L.J. Granstaff, Craig Felker, Jason Killebrew and Joel Purdy (pictured left to right) have been worshiping together for 4.5 years and release their first studio album as Hearts of Saints on Jan. 26. Lead singer Felker says the group changed its name from Special D to Hearts of Saints based on Philemon 1:7, in which Paul writes to Philemon: “I am encouraged by your kindness and faith because you’ve refreshed the hearts of the saints.”
He says this verse is their mission statement. “We are four guys who love Jesus, and so everything we’re going to do in life, whether it be the way we live, [our] music, we want to be His light. We want to be transparent. And these songs … this music that we play is all about Him and about hope.”
Felker shares the opinion of Switchfoot’s Jon Foreman when describing the bands’ type of music: “We are Christian by faith, not by genre.”
“We are trying to be a great band and we make no bones about what we do,” he adds. “We love worship, and we love playing songs about Jesus; and we hope that inspires the saints; and we hope that through our music … people come to know Jesus. We hope that it’s both reaching the church and the unchurched. It’s just about uplifting, encouraging and trying to be His light and hands and feet anywhere we go.”
The band wants to be a part of changing the perception of worship. Felker calls worship a “heart condition” and says music is only one aspect of worshiping. He says Hearts of Saints combine their love for rock ‘n’ roll, worship and Jesus. “Some songs are a little more energetic, kind of live, straight rock, but in everything trying to give Him glory.”
The song on the self-titled CD that Felker connects with the most is the band’s new single, “Recapture Me.”
He says God “breathed on [this song] in this authentic way” as it was written during an instrumental, free moment in worship. The chorus just came to him, he said, and he penned: “God, set my heart on fire, set my heart on fire.”
Two weeks later, his wife told him that there was something more there. The band wrote verses around the chorus, and Michael Farren of Pocket Full of Rocks loved it and helped them finish it. Felker says, “It’s not like we sat down to write a song; it just totally happened.”
Their pop rock is energetic with a hint of electronic and dance elements, he says. Their inspiration comes from many different artists, but one that had a direct impact on Felker was Jars of Clay. He says their Much Afraid record is the reason he started “digging Christian music. They continue to reinvent themselves.”
As a band, they also like Switchfoot and U2, and people have compared them to the Killers. Hearts of Saints simply appreciate bands that not only put out good music but also captivate their audiences, which is also their goal.
Felker and Granstaff write most of the lyrics and music, but the whole band gets credit for their songs. Felker says it was just not an issue they wanted to bring up.
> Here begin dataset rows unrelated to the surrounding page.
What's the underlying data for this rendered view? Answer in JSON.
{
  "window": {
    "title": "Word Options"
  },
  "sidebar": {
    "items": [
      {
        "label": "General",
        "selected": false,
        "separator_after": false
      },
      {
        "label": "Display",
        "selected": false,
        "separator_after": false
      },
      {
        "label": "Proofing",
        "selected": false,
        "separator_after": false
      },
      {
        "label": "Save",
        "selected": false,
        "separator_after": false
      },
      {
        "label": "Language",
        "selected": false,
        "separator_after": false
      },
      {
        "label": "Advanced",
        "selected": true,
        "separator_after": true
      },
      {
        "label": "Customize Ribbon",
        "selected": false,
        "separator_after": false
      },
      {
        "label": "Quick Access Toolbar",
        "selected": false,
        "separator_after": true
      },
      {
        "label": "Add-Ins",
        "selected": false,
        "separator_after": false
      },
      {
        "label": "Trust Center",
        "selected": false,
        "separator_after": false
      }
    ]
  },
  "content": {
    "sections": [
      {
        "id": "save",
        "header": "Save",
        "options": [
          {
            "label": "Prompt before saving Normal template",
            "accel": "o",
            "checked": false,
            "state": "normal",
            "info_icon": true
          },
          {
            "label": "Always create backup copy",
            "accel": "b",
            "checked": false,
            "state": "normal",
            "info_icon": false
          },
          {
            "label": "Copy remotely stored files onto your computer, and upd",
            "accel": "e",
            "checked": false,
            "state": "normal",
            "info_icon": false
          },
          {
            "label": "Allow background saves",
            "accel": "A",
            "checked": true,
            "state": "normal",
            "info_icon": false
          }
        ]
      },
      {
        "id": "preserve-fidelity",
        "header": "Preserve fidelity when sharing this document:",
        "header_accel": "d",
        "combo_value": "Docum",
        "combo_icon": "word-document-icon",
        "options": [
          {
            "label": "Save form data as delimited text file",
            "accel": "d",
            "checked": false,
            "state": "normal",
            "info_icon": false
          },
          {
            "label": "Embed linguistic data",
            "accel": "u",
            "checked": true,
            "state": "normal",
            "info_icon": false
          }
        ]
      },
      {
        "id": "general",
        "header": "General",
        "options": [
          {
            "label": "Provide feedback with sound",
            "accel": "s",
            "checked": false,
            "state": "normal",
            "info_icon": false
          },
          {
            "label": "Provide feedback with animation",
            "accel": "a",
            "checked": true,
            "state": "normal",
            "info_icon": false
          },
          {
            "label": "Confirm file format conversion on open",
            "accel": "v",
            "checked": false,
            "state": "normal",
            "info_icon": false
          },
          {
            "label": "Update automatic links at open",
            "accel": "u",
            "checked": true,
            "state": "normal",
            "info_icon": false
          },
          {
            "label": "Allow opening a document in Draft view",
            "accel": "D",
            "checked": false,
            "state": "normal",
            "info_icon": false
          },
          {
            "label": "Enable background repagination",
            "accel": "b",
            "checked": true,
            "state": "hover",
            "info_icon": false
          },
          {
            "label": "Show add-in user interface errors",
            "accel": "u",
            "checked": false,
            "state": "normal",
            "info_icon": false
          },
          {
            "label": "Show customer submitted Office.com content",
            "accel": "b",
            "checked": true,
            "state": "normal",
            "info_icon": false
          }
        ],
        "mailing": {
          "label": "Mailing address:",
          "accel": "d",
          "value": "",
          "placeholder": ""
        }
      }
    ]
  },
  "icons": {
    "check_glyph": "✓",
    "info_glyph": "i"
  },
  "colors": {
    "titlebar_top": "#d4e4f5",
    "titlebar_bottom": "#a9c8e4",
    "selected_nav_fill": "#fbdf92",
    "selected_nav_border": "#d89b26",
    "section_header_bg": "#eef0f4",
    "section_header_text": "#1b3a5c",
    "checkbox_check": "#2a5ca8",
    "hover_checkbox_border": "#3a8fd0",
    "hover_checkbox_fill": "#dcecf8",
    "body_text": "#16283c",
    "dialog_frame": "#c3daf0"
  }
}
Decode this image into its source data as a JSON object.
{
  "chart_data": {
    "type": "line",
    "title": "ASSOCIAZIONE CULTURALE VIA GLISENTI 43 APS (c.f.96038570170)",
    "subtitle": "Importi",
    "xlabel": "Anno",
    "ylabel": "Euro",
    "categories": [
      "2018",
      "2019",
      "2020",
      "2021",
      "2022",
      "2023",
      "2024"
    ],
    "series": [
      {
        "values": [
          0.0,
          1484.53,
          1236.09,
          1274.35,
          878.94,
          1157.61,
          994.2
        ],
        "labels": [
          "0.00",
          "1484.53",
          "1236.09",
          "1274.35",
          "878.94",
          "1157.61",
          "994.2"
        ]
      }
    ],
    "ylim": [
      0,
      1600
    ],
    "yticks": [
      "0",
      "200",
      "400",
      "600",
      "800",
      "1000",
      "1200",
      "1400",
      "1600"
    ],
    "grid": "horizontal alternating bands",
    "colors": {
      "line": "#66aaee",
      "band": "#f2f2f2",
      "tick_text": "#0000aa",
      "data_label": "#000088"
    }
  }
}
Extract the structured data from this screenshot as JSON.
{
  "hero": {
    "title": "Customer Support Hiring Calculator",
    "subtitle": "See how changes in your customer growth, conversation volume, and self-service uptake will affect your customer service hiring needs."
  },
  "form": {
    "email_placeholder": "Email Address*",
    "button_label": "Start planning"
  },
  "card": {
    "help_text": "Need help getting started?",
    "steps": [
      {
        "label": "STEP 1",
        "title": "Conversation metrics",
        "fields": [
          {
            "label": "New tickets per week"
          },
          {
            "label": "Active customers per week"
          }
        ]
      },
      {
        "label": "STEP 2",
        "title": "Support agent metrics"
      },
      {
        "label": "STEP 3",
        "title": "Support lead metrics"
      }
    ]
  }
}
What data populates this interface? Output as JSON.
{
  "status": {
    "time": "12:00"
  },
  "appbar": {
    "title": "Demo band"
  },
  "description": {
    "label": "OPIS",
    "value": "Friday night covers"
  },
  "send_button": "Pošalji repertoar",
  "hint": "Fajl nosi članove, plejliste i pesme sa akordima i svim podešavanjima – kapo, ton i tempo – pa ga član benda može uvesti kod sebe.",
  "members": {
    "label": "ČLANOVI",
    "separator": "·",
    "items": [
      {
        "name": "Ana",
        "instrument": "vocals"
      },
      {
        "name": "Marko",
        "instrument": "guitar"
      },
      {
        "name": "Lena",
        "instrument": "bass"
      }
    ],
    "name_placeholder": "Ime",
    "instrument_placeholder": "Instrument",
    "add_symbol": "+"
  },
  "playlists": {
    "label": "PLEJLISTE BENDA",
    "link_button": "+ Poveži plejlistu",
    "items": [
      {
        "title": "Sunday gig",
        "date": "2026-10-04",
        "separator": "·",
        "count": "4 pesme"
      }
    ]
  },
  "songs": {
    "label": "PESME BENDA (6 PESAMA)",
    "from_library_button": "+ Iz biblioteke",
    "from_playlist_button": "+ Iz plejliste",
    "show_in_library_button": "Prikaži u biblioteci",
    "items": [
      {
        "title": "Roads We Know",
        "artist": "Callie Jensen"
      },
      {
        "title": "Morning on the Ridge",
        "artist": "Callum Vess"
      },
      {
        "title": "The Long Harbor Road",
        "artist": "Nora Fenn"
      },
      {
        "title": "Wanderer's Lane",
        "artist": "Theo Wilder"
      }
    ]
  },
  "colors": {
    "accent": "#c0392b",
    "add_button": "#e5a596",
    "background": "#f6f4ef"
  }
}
“We’re all just 25 percent. We all share in everything we do. It’s four guys in this band; four people putting in the time. So when it comes to writing, publishing—we’re one.”
This attitude of unity needs to spread throughout the body of Christ. Hearts of Saints will surely be leading the way.